Swiss Re took a step forward this week in its commitment to manage carbon-related sustainability risks and support the transition to a low-carbon economy. As of Monday, the Zurich-based firm no longer provides insurance or reinsurance to businesses with more than 30 percent exposure to thermal coal.
The thermal coal policy announced in June 2017 was based on Swiss Re’s pledge to adopt the principles of the Paris climate agreement in 2015, which seeks to keep global warming under 2 degrees Celsius. As part of that commitment, “Swiss Re supports a progressive and structured shift away from fossil fuels,” according to a company statement.

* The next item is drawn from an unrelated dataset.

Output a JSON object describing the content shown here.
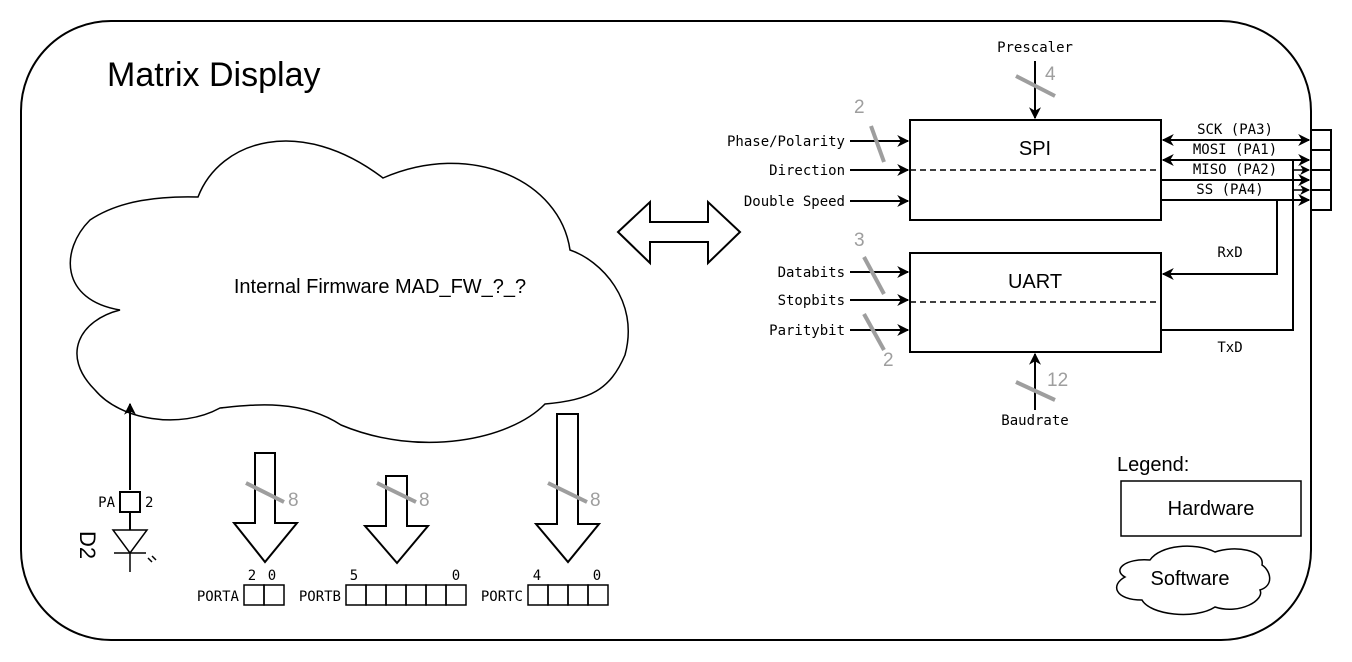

The thermal coal policy applies to both new and existing thermal coal mines and power plants, and is implemented across all lines of business and Swiss Re’s global scope of operations. The policy is an integral part of Swiss Re’s Sustainability Risk Framework, which the reinsurer uses for all underwriting and investment activities.
The 30 percent threshold on Swiss Re’s insurance practice is in line with the threshold on the firm’s investment practice. As of 2016, Swiss Re stopped investing in companies that generate 30 percent or more of their revenues from thermal coal mining or that use at least 30 percent thermal coal for power generation. The reinsurer also divested from existing holdings.
Swiss Re isn’t the only insurance firm to restrict its participation in the coal sector in recent months. In May, Germany’s Allianz stopped insuring single coal-fired power plants and coal mines, in response to criticism from environmental groups. Dai-ichi Life Insurance recently became the first Japanese institution to stop financing coal-fired power plants overseas, and Nippon Life Insurance is considering limits on coal plant financing.